Assignment
Copy every record below exactly.

Data shown
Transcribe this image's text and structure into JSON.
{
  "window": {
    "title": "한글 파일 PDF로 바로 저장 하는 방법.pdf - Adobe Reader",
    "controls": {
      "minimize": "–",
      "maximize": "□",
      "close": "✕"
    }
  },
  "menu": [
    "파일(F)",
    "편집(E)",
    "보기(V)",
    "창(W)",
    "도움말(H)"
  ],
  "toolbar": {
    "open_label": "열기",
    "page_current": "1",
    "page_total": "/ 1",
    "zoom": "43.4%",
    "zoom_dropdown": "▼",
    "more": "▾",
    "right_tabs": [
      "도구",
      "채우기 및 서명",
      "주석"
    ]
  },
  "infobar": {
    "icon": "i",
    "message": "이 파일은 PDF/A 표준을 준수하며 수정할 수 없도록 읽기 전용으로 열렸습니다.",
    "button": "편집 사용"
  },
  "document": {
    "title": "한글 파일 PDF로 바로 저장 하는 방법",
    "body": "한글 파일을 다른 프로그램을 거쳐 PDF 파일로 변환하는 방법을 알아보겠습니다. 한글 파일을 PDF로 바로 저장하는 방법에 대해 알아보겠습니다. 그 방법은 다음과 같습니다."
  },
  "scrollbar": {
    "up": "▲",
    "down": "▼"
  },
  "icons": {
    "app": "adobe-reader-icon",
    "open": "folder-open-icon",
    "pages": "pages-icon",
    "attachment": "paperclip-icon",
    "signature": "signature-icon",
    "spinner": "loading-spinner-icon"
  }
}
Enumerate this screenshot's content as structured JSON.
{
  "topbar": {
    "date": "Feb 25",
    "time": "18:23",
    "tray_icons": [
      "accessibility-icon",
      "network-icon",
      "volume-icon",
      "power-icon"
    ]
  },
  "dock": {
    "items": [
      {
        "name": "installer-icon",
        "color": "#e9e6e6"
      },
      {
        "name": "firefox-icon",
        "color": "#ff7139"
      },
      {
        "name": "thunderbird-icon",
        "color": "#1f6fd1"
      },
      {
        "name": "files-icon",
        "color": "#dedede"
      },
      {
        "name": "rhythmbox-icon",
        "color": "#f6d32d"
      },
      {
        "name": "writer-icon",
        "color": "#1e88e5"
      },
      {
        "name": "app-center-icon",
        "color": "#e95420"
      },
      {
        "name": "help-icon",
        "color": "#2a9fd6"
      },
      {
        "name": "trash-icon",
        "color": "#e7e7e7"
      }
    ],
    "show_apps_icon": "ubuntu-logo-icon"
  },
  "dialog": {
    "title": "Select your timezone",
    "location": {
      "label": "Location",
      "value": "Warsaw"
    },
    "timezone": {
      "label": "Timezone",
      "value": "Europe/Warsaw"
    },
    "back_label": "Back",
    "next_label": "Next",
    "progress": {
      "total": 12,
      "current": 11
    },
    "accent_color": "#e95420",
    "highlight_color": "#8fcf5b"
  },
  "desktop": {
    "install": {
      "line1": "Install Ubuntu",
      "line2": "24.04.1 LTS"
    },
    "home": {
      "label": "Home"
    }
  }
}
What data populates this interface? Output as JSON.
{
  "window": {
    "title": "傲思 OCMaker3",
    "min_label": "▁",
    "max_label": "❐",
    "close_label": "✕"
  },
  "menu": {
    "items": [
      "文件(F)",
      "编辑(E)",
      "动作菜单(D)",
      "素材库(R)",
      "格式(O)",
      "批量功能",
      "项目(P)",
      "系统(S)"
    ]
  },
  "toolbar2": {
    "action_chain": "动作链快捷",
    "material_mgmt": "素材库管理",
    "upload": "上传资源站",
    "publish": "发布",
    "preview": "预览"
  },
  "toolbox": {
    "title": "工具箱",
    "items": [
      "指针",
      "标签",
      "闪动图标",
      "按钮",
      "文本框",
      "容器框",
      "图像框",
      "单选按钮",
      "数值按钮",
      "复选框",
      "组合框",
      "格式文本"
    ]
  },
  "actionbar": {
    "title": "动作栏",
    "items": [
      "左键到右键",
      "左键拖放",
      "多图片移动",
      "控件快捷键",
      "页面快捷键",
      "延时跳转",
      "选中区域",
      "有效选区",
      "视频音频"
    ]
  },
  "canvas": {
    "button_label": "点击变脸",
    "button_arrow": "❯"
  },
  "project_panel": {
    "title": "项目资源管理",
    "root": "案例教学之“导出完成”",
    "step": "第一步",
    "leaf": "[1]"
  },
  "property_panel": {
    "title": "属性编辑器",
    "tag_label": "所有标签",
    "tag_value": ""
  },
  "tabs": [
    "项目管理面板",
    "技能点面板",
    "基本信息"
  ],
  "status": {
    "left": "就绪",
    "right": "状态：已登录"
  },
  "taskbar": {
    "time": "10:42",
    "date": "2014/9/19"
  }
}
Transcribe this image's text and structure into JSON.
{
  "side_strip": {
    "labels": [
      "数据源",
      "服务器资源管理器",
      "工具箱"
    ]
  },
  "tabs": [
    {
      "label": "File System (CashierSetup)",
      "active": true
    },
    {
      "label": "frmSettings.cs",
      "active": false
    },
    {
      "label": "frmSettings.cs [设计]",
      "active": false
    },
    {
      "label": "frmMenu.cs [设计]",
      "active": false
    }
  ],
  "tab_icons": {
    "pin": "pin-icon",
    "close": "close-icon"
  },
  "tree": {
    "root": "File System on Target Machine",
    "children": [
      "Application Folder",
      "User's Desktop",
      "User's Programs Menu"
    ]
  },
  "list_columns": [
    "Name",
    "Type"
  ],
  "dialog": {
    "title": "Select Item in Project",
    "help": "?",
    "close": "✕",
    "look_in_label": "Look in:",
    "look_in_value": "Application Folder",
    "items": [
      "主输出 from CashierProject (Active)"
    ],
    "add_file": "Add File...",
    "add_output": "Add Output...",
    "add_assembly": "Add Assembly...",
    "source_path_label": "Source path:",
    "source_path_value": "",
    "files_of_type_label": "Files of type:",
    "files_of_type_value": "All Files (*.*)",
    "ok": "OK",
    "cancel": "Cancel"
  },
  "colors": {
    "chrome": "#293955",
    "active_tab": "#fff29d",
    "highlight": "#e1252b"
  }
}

Exercise result
Transcribe this image's text and structure into JSON.
{
  "window": {
    "title": "한글 파일 PDF로 바로 저장 하는 방법.pdf - Adobe Reader",
    "controls": {
      "minimize": "–",
      "maximize": "□",
      "close": "✕"
    }
  },
  "menu": [
    "파일(F)",
    "편집(E)",
    "보기(V)",
    "창(W)",
    "도움말(H)"
  ],
  "toolbar": {
    "open_label": "열기",
    "page_current": "1",
    "page_total": "/ 1",
    "zoom": "43.4%",
    "zoom_dropdown": "▼",
    "more": "▾",
    "right_tabs": [
      "도구",
      "채우기 및 서명",
      "주석"
    ]
  },
  "infobar": {
    "icon": "i",
    "message": "이 파일은 PDF/A 표준을 준수하며 수정할 수 없도록 읽기 전용으로 열렸습니다.",
    "button": "편집 사용"
  },
  "document": {
    "title": "한글 파일 PDF로 바로 저장 하는 방법",
    "body": "한글 파일을 다른 프로그램을 거쳐 PDF 파일로 변환하는 방법을 알아보겠습니다. 한글 파일을 PDF로 바로 저장하는 방법에 대해 알아보겠습니다. 그 방법은 다음과 같습니다."
  },
  "scrollbar": {
    "up": "▲",
    "down": "▼"
  },
  "icons": {
    "app": "adobe-reader-icon",
    "open": "folder-open-icon",
    "pages": "pages-icon",
    "attachment": "paperclip-icon",
    "signature": "signature-icon",
    "spinner": "loading-spinner-icon"
  }
}
Enumerate this screenshot's content as structured JSON.
{
  "topbar": {
    "date": "Feb 25",
    "time": "18:23",
    "tray_icons": [
      "accessibility-icon",
      "network-icon",
      "volume-icon",
      "power-icon"
    ]
  },
  "dock": {
    "items": [
      {
        "name": "installer-icon",
        "color": "#e9e6e6"
      },
      {
        "name": "firefox-icon",
        "color": "#ff7139"
      },
      {
        "name": "thunderbird-icon",
        "color": "#1f6fd1"
      },
      {
        "name": "files-icon",
        "color": "#dedede"
      },
      {
        "name": "rhythmbox-icon",
        "color": "#f6d32d"
      },
      {
        "name": "writer-icon",
        "color": "#1e88e5"
      },
      {
        "name": "app-center-icon",
        "color": "#e95420"
      },
      {
        "name": "help-icon",
        "color": "#2a9fd6"
      },
      {
        "name": "trash-icon",
        "color": "#e7e7e7"
      }
    ],
    "show_apps_icon": "ubuntu-logo-icon"
  },
  "dialog": {
    "title": "Select your timezone",
    "location": {
      "label": "Location",
      "value": "Warsaw"
    },
    "timezone": {
      "label": "Timezone",
      "value": "Europe/Warsaw"
    },
    "back_label": "Back",
    "next_label": "Next",
    "progress": {
      "total": 12,
      "current": 11
    },
    "accent_color": "#e95420",
    "highlight_color": "#8fcf5b"
  },
  "desktop": {
    "install": {
      "line1": "Install Ubuntu",
      "line2": "24.04.1 LTS"
    },
    "home": {
      "label": "Home"
    }
  }
}
What data populates this interface? Output as JSON.
{
  "window": {
    "title": "傲思 OCMaker3",
    "min_label": "▁",
    "max_label": "❐",
    "close_label": "✕"
  },
  "menu": {
    "items": [
      "文件(F)",
      "编辑(E)",
      "动作菜单(D)",
      "素材库(R)",
      "格式(O)",
      "批量功能",
      "项目(P)",
      "系统(S)"
    ]
  },
  "toolbar2": {
    "action_chain": "动作链快捷",
    "material_mgmt": "素材库管理",
    "upload": "上传资源站",
    "publish": "发布",
    "preview": "预览"
  },
  "toolbox": {
    "title": "工具箱",
    "items": [
      "指针",
      "标签",
      "闪动图标",
      "按钮",
      "文本框",
      "容器框",
      "图像框",
      "单选按钮",
      "数值按钮",
      "复选框",
      "组合框",
      "格式文本"
    ]
  },
  "actionbar": {
    "title": "动作栏",
    "items": [
      "左键到右键",
      "左键拖放",
      "多图片移动",
      "控件快捷键",
      "页面快捷键",
      "延时跳转",
      "选中区域",
      "有效选区",
      "视频音频"
    ]
  },
  "canvas": {
    "button_label": "点击变脸",
    "button_arrow": "❯"
  },
  "project_panel": {
    "title": "项目资源管理",
    "root": "案例教学之“导出完成”",
    "step": "第一步",
    "leaf": "[1]"
  },
  "property_panel": {
    "title": "属性编辑器",
    "tag_label": "所有标签",
    "tag_value": ""
  },
  "tabs": [
    "项目管理面板",
    "技能点面板",
    "基本信息"
  ],
  "status": {
    "left": "就绪",
    "right": "状态：已登录"
  },
  "taskbar": {
    "time": "10:42",
    "date": "2014/9/19"
  }
}
Transcribe this image's text and structure into JSON.
{
  "side_strip": {
    "labels": [
      "数据源",
      "服务器资源管理器",
      "工具箱"
    ]
  },
  "tabs": [
    {
      "label": "File System (CashierSetup)",
      "active": true
    },
    {
      "label": "frmSettings.cs",
      "active": false
    },
    {
      "label": "frmSettings.cs [设计]",
      "active": false
    },
    {
      "label": "frmMenu.cs [设计]",
      "active": false
    }
  ],
  "tab_icons": {
    "pin": "pin-icon",
    "close": "close-icon"
  },
  "tree": {
    "root": "File System on Target Machine",
    "children": [
      "Application Folder",
      "User's Desktop",
      "User's Programs Menu"
    ]
  },
  "list_columns": [
    "Name",
    "Type"
  ],
  "dialog": {
    "title": "Select Item in Project",
    "help": "?",
    "close": "✕",
    "look_in_label": "Look in:",
    "look_in_value": "Application Folder",
    "items": [
      "主输出 from CashierProject (Active)"
    ],
    "add_file": "Add File...",
    "add_output": "Add Output...",
    "add_assembly": "Add Assembly...",
    "source_path_label": "Source path:",
    "source_path_value": "",
    "files_of_type_label": "Files of type:",
    "files_of_type_value": "All Files (*.*)",
    "ok": "OK",
    "cancel": "Cancel"
  },
  "colors": {
    "chrome": "#293955",
    "active_tab": "#fff29d",
    "highlight": "#e1252b"
  }
}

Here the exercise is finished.